I am not a pessimist. I am not starting 2015 with a negative thought. I spoke to my cousin for 6 hours yesterday on this topic and this is how the Harvard MBA analysed into a simple understandable formula.
Based on some of my friends in startups that went public last year at 10 bucks, and my own experience at startup that got bought by a bigger company where only founders made money, I believe some of my assumptions are true. We should not consider the one off startups that took off such as Instagram with 10 people or WhatsApp with 34 Engineers.
On average if you negotiate 1% of equity of a great startup with a huge potential ($100 million?), you may feel very excited about the startup.
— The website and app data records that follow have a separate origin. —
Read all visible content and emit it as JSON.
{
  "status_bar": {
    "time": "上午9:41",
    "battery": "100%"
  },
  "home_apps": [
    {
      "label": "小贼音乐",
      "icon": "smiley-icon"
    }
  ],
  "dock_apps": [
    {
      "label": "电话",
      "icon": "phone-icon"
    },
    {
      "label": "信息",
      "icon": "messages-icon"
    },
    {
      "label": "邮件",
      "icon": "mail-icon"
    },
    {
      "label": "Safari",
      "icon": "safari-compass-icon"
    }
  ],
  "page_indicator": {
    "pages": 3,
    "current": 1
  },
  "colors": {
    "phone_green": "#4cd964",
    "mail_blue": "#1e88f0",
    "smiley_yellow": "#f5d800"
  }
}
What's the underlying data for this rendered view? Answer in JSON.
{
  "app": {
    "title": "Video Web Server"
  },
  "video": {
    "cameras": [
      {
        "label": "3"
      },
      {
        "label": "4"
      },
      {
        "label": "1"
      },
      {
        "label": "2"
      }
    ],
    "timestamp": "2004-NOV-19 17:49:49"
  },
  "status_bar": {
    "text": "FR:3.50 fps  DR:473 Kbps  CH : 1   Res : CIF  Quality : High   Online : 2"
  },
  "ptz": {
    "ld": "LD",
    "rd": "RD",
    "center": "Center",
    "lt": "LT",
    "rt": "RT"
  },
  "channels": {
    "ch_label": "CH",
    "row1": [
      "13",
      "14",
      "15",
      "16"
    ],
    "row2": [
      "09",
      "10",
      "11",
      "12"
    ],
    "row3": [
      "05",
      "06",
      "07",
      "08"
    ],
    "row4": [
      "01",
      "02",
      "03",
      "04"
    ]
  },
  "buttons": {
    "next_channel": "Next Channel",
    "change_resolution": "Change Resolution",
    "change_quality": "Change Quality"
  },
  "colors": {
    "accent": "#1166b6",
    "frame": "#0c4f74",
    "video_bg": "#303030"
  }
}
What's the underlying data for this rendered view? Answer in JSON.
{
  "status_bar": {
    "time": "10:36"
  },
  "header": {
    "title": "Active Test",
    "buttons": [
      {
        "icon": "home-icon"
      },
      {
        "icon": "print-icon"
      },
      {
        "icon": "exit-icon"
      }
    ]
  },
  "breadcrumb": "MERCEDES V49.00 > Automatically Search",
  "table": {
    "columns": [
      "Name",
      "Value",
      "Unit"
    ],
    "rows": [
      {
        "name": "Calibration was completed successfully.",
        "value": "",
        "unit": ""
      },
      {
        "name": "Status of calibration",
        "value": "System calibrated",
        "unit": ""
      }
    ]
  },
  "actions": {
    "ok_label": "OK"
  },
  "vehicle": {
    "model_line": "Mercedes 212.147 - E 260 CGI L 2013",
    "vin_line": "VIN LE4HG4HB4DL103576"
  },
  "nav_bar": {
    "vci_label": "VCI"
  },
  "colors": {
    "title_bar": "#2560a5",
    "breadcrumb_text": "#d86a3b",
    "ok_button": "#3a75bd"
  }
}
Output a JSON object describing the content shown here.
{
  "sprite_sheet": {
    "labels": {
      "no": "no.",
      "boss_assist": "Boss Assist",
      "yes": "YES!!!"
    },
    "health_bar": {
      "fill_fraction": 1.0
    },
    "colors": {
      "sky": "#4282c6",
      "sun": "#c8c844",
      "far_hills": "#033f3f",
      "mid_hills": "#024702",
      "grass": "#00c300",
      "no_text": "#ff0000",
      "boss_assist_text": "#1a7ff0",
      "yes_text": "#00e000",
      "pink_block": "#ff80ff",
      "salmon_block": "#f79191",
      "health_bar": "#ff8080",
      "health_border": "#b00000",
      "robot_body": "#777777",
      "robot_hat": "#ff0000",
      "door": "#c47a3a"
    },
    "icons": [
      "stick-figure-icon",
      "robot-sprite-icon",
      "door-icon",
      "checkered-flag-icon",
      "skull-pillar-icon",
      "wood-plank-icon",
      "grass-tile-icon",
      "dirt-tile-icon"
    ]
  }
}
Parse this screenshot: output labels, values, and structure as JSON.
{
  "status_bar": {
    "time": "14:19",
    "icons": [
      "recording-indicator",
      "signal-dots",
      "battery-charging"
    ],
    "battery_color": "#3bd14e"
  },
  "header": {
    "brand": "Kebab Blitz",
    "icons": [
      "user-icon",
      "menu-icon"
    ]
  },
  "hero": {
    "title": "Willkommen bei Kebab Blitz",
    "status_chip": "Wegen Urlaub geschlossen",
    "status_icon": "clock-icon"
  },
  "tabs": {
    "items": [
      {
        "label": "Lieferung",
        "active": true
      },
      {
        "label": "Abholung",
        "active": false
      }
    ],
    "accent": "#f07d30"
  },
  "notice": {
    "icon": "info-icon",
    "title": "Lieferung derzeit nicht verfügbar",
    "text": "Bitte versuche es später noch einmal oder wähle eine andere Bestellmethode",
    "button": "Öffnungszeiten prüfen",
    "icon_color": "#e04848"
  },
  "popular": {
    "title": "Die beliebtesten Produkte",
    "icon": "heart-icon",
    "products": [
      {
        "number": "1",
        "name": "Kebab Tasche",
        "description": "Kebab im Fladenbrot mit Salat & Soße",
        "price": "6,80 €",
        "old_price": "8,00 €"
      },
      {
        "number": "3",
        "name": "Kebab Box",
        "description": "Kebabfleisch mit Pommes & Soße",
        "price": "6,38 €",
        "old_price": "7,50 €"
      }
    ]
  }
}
Each funding rounds takes away 30% (20% VC dilution and 10% option pool). So for a typical awesome startup to beat 1% win rate of being successful would need around 4 rounds of funding before the exit/ IPO at $100 million. So your new valuation after 4 rounds gets to 0.24% (1% * 0.7^4 = 1% * 0.2401). Well minus the taxes at capital gains it is roughly 0.19%.
So, even a $100 million successful exit @ 0.19% is $190K for you. This would have taken roughly say 5 years. You know 3 years happened to just 2 companies (Groupon/ Zynga). My friends at the mobile startup said that they did not get annual pay hike or bonus during the first 2-3 slogging years and each of them estimated a an opportunity cost of roughly $40K for the first 3 years.
So, the net gain of $190K – $120K = $70,000 over 5 years.
Let us say the exit was $500 million in 7 years as opposed to $100 million. Even then your gross @ 0.19% with just 4 rounds of funding is $950K. Since you were underpaid by about $40K in salary+ Bonus+ perks for 5 years to hit this big. Your net positive is $750K. The probability of a 0.5 Billion exit is exponentially lower than $100 million exit.
So next time you think joining a startup with 1% equity can make you rich, think again.
May be starting a startup rather joining one is the way you get rich 🙂